___ RECORDS TO PROCESS
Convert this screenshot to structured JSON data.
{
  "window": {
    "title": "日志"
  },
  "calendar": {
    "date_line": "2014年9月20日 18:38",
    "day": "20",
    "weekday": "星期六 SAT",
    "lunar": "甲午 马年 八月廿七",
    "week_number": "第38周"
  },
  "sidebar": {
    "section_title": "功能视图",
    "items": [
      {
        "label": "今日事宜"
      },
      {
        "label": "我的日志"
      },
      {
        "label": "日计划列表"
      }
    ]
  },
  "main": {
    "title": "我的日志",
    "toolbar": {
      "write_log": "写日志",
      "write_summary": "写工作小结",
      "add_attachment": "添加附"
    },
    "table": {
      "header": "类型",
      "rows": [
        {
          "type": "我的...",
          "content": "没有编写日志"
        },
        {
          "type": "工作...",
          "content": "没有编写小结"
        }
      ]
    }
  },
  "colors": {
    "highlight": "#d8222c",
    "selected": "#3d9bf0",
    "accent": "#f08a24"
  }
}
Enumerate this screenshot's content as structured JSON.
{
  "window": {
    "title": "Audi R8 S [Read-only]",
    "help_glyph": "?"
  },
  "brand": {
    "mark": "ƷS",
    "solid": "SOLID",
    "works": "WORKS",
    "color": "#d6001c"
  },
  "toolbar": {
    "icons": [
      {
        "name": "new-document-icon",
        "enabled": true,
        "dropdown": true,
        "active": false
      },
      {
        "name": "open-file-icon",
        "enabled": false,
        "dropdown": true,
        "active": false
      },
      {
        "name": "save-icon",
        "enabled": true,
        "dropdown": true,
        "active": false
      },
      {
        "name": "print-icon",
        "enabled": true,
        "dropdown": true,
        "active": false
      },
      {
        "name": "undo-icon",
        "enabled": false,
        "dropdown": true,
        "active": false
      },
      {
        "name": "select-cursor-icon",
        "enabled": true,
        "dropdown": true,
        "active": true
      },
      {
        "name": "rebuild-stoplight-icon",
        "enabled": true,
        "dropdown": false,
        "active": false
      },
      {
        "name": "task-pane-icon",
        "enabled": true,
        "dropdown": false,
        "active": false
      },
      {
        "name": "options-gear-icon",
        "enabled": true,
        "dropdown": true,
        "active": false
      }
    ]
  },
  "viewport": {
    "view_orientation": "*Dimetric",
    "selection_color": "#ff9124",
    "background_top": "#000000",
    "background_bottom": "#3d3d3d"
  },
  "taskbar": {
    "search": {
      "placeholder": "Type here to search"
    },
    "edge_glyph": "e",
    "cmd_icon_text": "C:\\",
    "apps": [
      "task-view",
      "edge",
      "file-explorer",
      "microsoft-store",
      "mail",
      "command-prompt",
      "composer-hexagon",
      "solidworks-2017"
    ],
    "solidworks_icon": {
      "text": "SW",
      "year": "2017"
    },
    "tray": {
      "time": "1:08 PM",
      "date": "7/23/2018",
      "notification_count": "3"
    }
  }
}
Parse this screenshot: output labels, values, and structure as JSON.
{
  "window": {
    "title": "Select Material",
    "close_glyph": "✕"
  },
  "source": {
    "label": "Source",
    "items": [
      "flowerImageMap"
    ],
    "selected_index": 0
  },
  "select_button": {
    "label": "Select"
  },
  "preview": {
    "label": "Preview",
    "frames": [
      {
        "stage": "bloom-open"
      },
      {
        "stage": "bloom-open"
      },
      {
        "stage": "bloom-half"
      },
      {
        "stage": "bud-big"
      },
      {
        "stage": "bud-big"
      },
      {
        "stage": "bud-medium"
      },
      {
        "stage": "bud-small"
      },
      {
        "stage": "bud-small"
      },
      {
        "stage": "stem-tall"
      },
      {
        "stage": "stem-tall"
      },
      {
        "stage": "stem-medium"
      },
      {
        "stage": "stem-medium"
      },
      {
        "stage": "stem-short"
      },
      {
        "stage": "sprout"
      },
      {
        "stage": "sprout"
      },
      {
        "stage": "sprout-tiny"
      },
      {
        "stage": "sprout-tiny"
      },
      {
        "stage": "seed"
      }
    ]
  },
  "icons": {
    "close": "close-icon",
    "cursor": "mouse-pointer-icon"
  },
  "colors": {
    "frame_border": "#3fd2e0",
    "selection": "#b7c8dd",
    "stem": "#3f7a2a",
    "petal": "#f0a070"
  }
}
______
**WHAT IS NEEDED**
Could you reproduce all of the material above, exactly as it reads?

**RESPONSE TO THE TASK**
Convert this screenshot to structured JSON data.
{
  "window": {
    "title": "日志"
  },
  "calendar": {
    "date_line": "2014年9月20日 18:38",
    "day": "20",
    "weekday": "星期六 SAT",
    "lunar": "甲午 马年 八月廿七",
    "week_number": "第38周"
  },
  "sidebar": {
    "section_title": "功能视图",
    "items": [
      {
        "label": "今日事宜"
      },
      {
        "label": "我的日志"
      },
      {
        "label": "日计划列表"
      }
    ]
  },
  "main": {
    "title": "我的日志",
    "toolbar": {
      "write_log": "写日志",
      "write_summary": "写工作小结",
      "add_attachment": "添加附"
    },
    "table": {
      "header": "类型",
      "rows": [
        {
          "type": "我的...",
          "content": "没有编写日志"
        },
        {
          "type": "工作...",
          "content": "没有编写小结"
        }
      ]
    }
  },
  "colors": {
    "highlight": "#d8222c",
    "selected": "#3d9bf0",
    "accent": "#f08a24"
  }
}
Enumerate this screenshot's content as structured JSON.
{
  "window": {
    "title": "Audi R8 S [Read-only]",
    "help_glyph": "?"
  },
  "brand": {
    "mark": "ƷS",
    "solid": "SOLID",
    "works": "WORKS",
    "color": "#d6001c"
  },
  "toolbar": {
    "icons": [
      {
        "name": "new-document-icon",
        "enabled": true,
        "dropdown": true,
        "active": false
      },
      {
        "name": "open-file-icon",
        "enabled": false,
        "dropdown": true,
        "active": false
      },
      {
        "name": "save-icon",
        "enabled": true,
        "dropdown": true,
        "active": false
      },
      {
        "name": "print-icon",
        "enabled": true,
        "dropdown": true,
        "active": false
      },
      {
        "name": "undo-icon",
        "enabled": false,
        "dropdown": true,
        "active": false
      },
      {
        "name": "select-cursor-icon",
        "enabled": true,
        "dropdown": true,
        "active": true
      },
      {
        "name": "rebuild-stoplight-icon",
        "enabled": true,
        "dropdown": false,
        "active": false
      },
      {
        "name": "task-pane-icon",
        "enabled": true,
        "dropdown": false,
        "active": false
      },
      {
        "name": "options-gear-icon",
        "enabled": true,
        "dropdown": true,
        "active": false
      }
    ]
  },
  "viewport": {
    "view_orientation": "*Dimetric",
    "selection_color": "#ff9124",
    "background_top": "#000000",
    "background_bottom": "#3d3d3d"
  },
  "taskbar": {
    "search": {
      "placeholder": "Type here to search"
    },
    "edge_glyph": "e",
    "cmd_icon_text": "C:\\",
    "apps": [
      "task-view",
      "edge",
      "file-explorer",
      "microsoft-store",
      "mail",
      "command-prompt",
      "composer-hexagon",
      "solidworks-2017"
    ],
    "solidworks_icon": {
      "text": "SW",
      "year": "2017"
    },
    "tray": {
      "time": "1:08 PM",
      "date": "7/23/2018",
      "notification_count": "3"
    }
  }
}
Parse this screenshot: output labels, values, and structure as JSON.
{
  "window": {
    "title": "Select Material",
    "close_glyph": "✕"
  },
  "source": {
    "label": "Source",
    "items": [
      "flowerImageMap"
    ],
    "selected_index": 0
  },
  "select_button": {
    "label": "Select"
  },
  "preview": {
    "label": "Preview",
    "frames": [
      {
        "stage": "bloom-open"
      },
      {
        "stage": "bloom-open"
      },
      {
        "stage": "bloom-half"
      },
      {
        "stage": "bud-big"
      },
      {
        "stage": "bud-big"
      },
      {
        "stage": "bud-medium"
      },
      {
        "stage": "bud-small"
      },
      {
        "stage": "bud-small"
      },
      {
        "stage": "stem-tall"
      },
      {
        "stage": "stem-tall"
      },
      {
        "stage": "stem-medium"
      },
      {
        "stage": "stem-medium"
      },
      {
        "stage": "stem-short"
      },
      {
        "stage": "sprout"
      },
      {
        "stage": "sprout"
      },
      {
        "stage": "sprout-tiny"
      },
      {
        "stage": "sprout-tiny"
      },
      {
        "stage": "seed"
      }
    ]
  },
  "icons": {
    "close": "close-icon",
    "cursor": "mouse-pointer-icon"
  },
  "colors": {
    "frame_border": "#3fd2e0",
    "selection": "#b7c8dd",
    "stem": "#3f7a2a",
    "petal": "#f0a070"
  }
}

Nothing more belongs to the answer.